● GOAL OF THE EXERCISE: Copy every line that holds the string "example" from the data below.

Start of INFORMATION PROVIDED

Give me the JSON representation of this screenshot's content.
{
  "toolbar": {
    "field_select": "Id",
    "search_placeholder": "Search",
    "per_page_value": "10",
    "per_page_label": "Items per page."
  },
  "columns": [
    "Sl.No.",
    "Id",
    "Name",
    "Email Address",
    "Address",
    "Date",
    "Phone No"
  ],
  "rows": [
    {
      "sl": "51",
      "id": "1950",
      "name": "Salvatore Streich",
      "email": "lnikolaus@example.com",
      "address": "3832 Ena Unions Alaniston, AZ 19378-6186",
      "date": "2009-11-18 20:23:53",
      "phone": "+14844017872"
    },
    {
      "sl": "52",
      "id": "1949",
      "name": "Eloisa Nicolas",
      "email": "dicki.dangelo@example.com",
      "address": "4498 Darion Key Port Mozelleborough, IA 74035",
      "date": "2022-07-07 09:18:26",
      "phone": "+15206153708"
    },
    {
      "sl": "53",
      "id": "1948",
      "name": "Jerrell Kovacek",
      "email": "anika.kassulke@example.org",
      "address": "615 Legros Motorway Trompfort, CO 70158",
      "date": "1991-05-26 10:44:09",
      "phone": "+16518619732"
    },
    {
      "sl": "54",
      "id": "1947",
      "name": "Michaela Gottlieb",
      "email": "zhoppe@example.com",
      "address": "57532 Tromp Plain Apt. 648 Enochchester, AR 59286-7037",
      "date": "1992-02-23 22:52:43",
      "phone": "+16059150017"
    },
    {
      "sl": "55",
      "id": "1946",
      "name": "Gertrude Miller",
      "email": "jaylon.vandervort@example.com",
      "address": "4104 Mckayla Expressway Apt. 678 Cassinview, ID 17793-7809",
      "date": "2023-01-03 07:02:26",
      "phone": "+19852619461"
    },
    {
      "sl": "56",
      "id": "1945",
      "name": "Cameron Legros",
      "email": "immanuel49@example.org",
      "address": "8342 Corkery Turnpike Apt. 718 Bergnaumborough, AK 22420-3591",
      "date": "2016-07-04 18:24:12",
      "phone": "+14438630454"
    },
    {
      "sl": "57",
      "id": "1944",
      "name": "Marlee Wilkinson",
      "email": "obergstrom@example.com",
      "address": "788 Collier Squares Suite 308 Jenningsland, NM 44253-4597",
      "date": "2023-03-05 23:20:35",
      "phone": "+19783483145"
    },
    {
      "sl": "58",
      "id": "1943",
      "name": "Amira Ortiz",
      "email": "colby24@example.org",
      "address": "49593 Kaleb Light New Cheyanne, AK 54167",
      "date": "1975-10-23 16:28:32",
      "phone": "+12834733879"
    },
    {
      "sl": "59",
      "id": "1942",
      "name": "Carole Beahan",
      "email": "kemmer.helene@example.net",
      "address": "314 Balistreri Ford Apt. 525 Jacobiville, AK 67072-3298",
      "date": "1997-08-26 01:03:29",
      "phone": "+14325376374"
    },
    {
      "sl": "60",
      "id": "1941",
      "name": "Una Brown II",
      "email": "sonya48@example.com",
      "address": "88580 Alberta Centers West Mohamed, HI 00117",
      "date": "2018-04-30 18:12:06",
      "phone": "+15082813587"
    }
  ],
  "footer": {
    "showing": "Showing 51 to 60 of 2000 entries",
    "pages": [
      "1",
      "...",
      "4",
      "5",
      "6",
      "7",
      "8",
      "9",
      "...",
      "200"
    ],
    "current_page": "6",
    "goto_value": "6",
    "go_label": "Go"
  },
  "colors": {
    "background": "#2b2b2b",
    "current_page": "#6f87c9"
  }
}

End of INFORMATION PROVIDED

● SOLVED EXERCISE:
      "email": "lnikolaus@example.com",
      "email": "dicki.dangelo@example.com",
      "email": "anika.kassulke@example.org",
      "email": "zhoppe@example.com",
      "email": "jaylon.vandervort@example.com",
      "email": "immanuel49@example.org",
      "email": "obergstrom@example.com",
      "email": "colby24@example.org",
      "email": "kemmer.helene@example.net",
      "email": "sonya48@example.com",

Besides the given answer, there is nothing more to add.